Olympic Heights Fights Cancer: Student Article

This article was submitted by Olympic Heights student Jeff Ruben. Thanks Jeff! We added some pictures.

Jeff Ruben (from Facebook)
Jeff Ruben (from Facebook)
Hey, Olympic Heights recently (last week) hosted St. Baldricks… raised over 30K! Here is an article I wrote, let me know if you’d like to post it…
Olympic Heights High School students are supporting childhood cancer research in a much more unique way than donating money – they are shaving their heads.
On Thursday, Olympic Heights hosted their tenth annual St Baldricks shave-a-thon event. To participate in the head-shaving extravaganza, students were asked to raise a minimum of 100 dollars for the St. Baldricks Foundation. Commendably, many students raised above and beyond, as the amount raised totaled over $33,000.
For those not familiar, the St. Baldrick’s foundation is a volunteer-driven charity committed to funding the most promising research to find cures for childhood cancers and give survivors long, healthy lives.
This year, Olympic Heights had over 200 student volunteers.
“This is an overall great thing,” said senior Ian Wagner. “Raising money to cure childhood cancer is an extremely important cause and seeing high school students raise this much money is an outstanding thing.”

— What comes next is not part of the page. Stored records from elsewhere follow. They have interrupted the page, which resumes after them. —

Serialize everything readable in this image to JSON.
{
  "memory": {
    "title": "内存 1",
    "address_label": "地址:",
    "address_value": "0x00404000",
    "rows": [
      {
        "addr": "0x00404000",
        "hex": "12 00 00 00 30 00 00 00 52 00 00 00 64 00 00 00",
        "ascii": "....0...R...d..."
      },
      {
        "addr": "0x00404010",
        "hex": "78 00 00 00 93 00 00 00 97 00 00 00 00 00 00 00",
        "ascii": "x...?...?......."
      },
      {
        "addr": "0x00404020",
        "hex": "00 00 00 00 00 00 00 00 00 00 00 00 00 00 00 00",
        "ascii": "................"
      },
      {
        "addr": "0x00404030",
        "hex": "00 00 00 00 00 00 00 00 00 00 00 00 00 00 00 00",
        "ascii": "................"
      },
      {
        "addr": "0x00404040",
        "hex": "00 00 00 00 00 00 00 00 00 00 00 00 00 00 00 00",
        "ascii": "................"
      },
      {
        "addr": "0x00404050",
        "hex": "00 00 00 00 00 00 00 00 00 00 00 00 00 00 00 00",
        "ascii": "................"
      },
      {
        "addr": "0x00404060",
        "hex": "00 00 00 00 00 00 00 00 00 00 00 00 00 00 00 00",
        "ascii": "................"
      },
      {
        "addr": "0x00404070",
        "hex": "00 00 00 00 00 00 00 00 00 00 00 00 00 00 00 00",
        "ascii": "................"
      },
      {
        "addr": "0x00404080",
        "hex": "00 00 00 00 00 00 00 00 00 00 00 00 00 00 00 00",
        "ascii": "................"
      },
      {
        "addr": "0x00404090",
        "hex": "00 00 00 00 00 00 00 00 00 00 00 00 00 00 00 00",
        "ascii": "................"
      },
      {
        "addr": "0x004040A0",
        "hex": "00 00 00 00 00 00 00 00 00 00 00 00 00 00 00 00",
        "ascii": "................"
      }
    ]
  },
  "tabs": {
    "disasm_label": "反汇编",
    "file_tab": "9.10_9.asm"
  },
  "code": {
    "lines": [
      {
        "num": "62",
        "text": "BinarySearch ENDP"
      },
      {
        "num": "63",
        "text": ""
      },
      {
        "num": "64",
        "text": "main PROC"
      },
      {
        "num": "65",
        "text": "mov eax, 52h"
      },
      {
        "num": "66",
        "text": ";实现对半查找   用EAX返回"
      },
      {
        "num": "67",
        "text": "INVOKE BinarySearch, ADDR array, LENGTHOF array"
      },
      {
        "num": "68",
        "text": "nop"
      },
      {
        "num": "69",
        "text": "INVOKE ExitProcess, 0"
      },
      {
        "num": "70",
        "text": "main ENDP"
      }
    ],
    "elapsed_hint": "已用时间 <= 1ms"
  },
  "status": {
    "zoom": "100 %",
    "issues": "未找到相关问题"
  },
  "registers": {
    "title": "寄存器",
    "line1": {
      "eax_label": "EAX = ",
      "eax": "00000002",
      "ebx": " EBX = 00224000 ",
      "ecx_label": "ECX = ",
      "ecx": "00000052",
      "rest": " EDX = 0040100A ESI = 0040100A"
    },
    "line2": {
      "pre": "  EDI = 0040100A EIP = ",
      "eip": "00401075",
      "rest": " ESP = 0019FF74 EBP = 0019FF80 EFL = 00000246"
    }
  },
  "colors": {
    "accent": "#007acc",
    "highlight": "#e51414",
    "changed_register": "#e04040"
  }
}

In the past ten years, Olympic Heights have raised over $500,000 in total. What’s truly remarkable about that number is the fact that each event has been entirely student run under the guidance of few faculty.

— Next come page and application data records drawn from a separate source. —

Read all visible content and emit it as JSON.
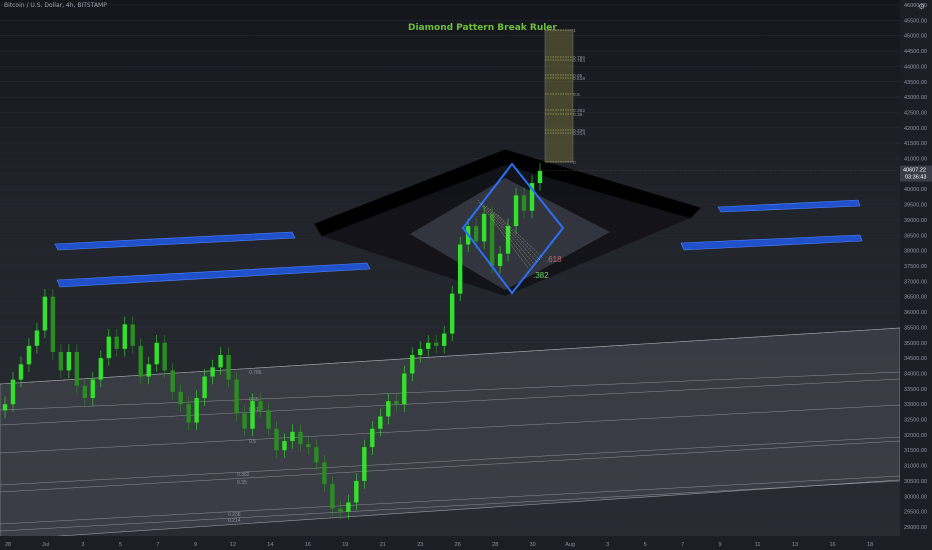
{
  "header": {
    "symbol": "Bitcoin / U.S. Dollar, 4h, BITSTAMP",
    "indicator_title": "Diamond Pattern Break Ruler"
  },
  "colors": {
    "up_candle": "#33e02b",
    "down_candle": "#2a8c22",
    "diamond_outline": "#2b6ff5",
    "blue_channel": "#2158e8",
    "ruler_fill": "#6c6a3a",
    "channel_fill": "#4a4c56",
    "price_tag": "#3a3d47"
  },
  "chart_data": {
    "type": "candlestick",
    "price_axis": {
      "ylim": [
        28500,
        46000
      ],
      "ticks": [
        "46000.00",
        "45500.00",
        "45000.00",
        "44500.00",
        "44000.00",
        "43500.00",
        "43000.00",
        "42500.00",
        "42000.00",
        "41500.00",
        "41000.00",
        "40500.00",
        "40000.00",
        "39500.00",
        "39000.00",
        "38500.00",
        "38000.00",
        "37500.00",
        "37000.00",
        "36500.00",
        "36000.00",
        "35500.00",
        "35000.00",
        "34500.00",
        "34000.00",
        "33500.00",
        "33000.00",
        "32500.00",
        "32000.00",
        "31500.00",
        "31000.00",
        "30500.00",
        "30000.00",
        "29500.00",
        "29000.00"
      ],
      "last_price": "40607.22",
      "countdown": "03:36:43"
    },
    "time_axis": {
      "ticks": [
        "28",
        "Jul",
        "3",
        "5",
        "7",
        "9",
        "12",
        "14",
        "16",
        "19",
        "21",
        "23",
        "26",
        "28",
        "30",
        "Aug",
        "3",
        "5",
        "7",
        "9",
        "11",
        "13",
        "16",
        "18"
      ]
    },
    "series": [
      {
        "name": "BTCUSD 4h close path",
        "values": [
          33000,
          33800,
          34300,
          34900,
          35400,
          36500,
          34700,
          34100,
          34700,
          33600,
          33200,
          33800,
          34500,
          35200,
          34800,
          35600,
          34900,
          33900,
          34300,
          35000,
          34100,
          33400,
          33000,
          32400,
          33200,
          33900,
          34200,
          34600,
          33800,
          32700,
          32200,
          33100,
          32800,
          32200,
          31500,
          31800,
          32100,
          31700,
          31600,
          31100,
          30400,
          29600,
          29500,
          29800,
          30500,
          31600,
          32200,
          32600,
          33100,
          33000,
          34000,
          34600,
          34800,
          35000,
          34900,
          35300,
          36600,
          38200,
          38800,
          38300,
          39200,
          37500,
          37900,
          38800,
          39800,
          39300,
          40200,
          40600
        ]
      }
    ],
    "diamond_ruler_levels": [
      "1",
      "0.786",
      "0.764",
      "0.65",
      "0.618",
      "0.5",
      "0.382",
      "0.35",
      "0.236",
      "0.214",
      "0"
    ],
    "diamond_labels": [
      ".618",
      ".382"
    ],
    "channel_levels": [
      "0.786",
      "0.65",
      "0.618",
      "0.5",
      "0.382",
      "0.35",
      "0.236",
      "0.214"
    ]
  }
}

Gianna Damian (Facebook)
Gianna Damian (Facebook)
“As a high school student, it’s such a great feeling to be able to make a difference like this. When you walk into the gymnasium and see a sea of green shirts, wigs, headbands and shoes, you get really excited for what was accomplished,” said junior Gianna Damian. “It’s important to spread the word.”
At the event, 60 students shaved their heads, including 12 female students.
Senior Elizabeth Siegal is a four year veteran of the head-shaving process. When asked why she shaves her head, Siegal responded “it’s really important for girls to shave their hair. It makes such an impact in these kids’ lives and it makes them feel like they don’t have to go through it alone. They have someone who knows what it feels like to not have any hair on their heads.”
Elizabeth Siegel (Facebook)
Elizabeth Siegel (Facebook)

“36 children are diagnosed with cancer every day. That is 36 families every day in turmoil and grief,” stated Lauren Benedeky, a stage IV neuroblastoma survivor and St. Baldrick’s national ambassador.
It is truly spectacular the amount of money that has been raised for this fantastic cause. This proves that at no matter what age, people can make a difference. As Elizabeth Siegal acutely expressed, “It’s only hair. It will grow back.”
See more at: Olympic Heights St. Baldrick.